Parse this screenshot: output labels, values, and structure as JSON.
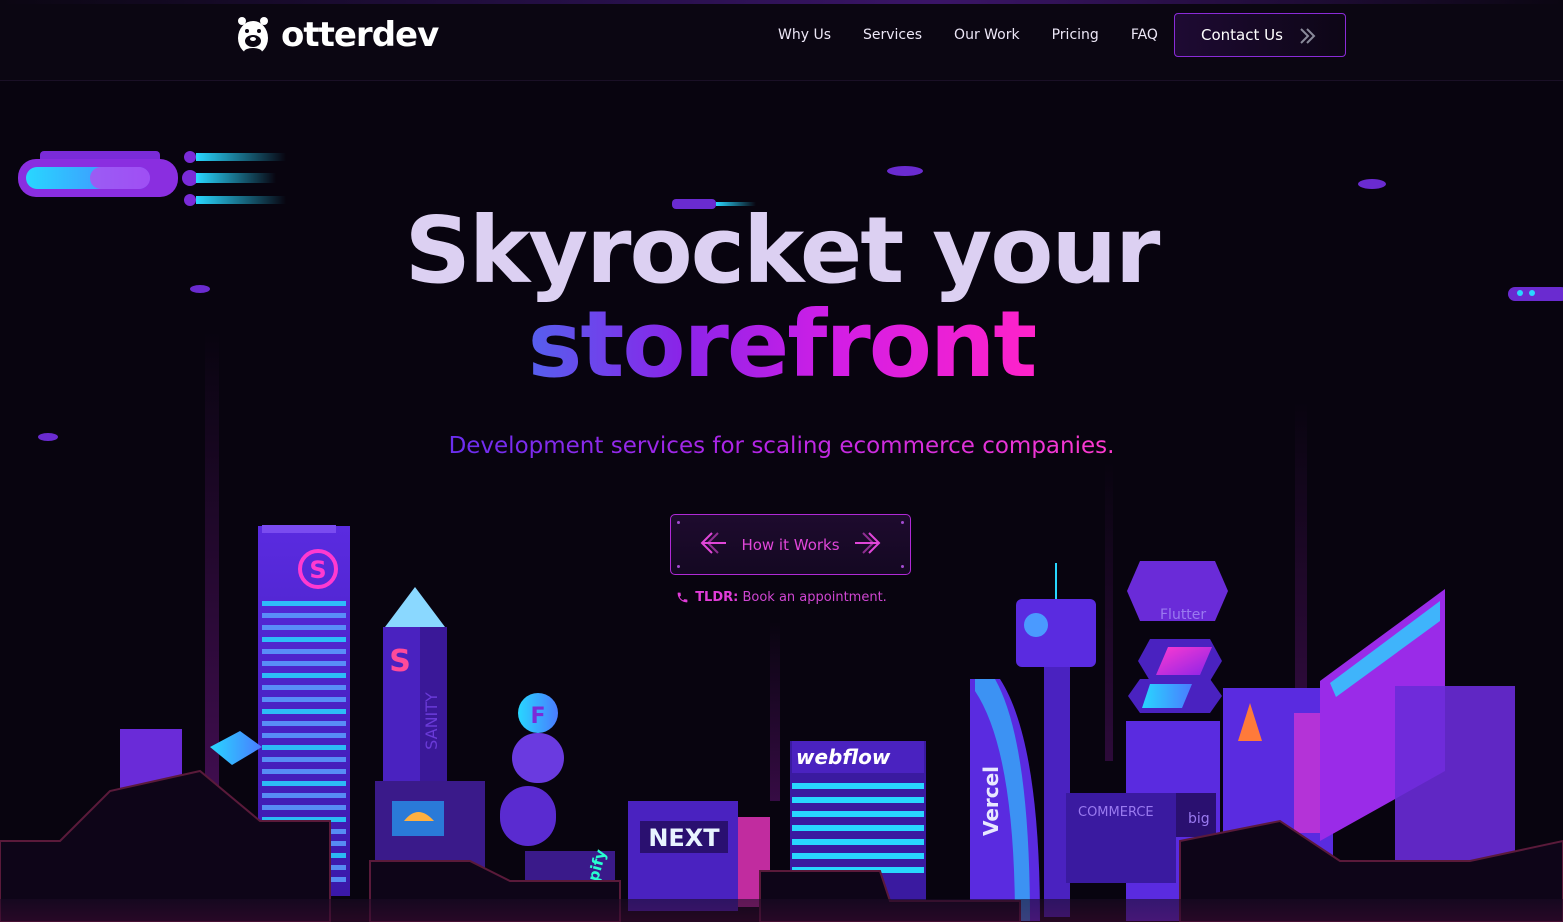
{
  "brand": {
    "name": "otterdev",
    "logo_icon": "otter-icon"
  },
  "nav": {
    "items": [
      {
        "label": "Why Us"
      },
      {
        "label": "Services"
      },
      {
        "label": "Our Work"
      },
      {
        "label": "Pricing"
      },
      {
        "label": "FAQ"
      }
    ],
    "cta": {
      "label": "Contact Us",
      "icon": "double-chevron-right-icon"
    }
  },
  "hero": {
    "title_line1": "Skyrocket your",
    "title_line2": "storefront",
    "subtitle": "Development services for scaling ecommerce companies.",
    "button": {
      "label": "How it Works",
      "left_icon": "arrow-left-icon",
      "right_icon": "arrow-right-icon"
    },
    "tldr": {
      "prefix": "TLDR:",
      "text": "Book an appointment.",
      "icon": "phone-icon"
    }
  },
  "city_logos": [
    "S",
    "S",
    "SANITY",
    "webflow",
    "NEXT",
    "shopify",
    "Vercel",
    "Flutter",
    "COMMERCE",
    "big"
  ],
  "colors": {
    "background": "#08040f",
    "accent_purple": "#8a2bd8",
    "accent_pink": "#e046d8",
    "accent_cyan": "#28d7ff"
  }
}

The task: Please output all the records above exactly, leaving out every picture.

Task result:
Parse this screenshot: output labels, values, and structure as JSON.
{
  "brand": {
    "name": "otterdev",
    "logo_icon": "otter-icon"
  },
  "nav": {
    "items": [
      {
        "label": "Why Us"
      },
      {
        "label": "Services"
      },
      {
        "label": "Our Work"
      },
      {
        "label": "Pricing"
      },
      {
        "label": "FAQ"
      }
    ],
    "cta": {
      "label": "Contact Us",
      "icon": "double-chevron-right-icon"
    }
  },
  "hero": {
    "title_line1": "Skyrocket your",
    "title_line2": "storefront",
    "subtitle": "Development services for scaling ecommerce companies.",
    "button": {
      "label": "How it Works",
      "left_icon": "arrow-left-icon",
      "right_icon": "arrow-right-icon"
    },
    "tldr": {
      "prefix": "TLDR:",
      "text": "Book an appointment.",
      "icon": "phone-icon"
    }
  },
  "city_logos": [
    "S",
    "S",
    "SANITY",
    "webflow",
    "NEXT",
    "shopify",
    "Vercel",
    "Flutter",
    "COMMERCE",
    "big"
  ],
  "colors": {
    "background": "#08040f",
    "accent_purple": "#8a2bd8",
    "accent_pink": "#e046d8",
    "accent_cyan": "#28d7ff"
  }
}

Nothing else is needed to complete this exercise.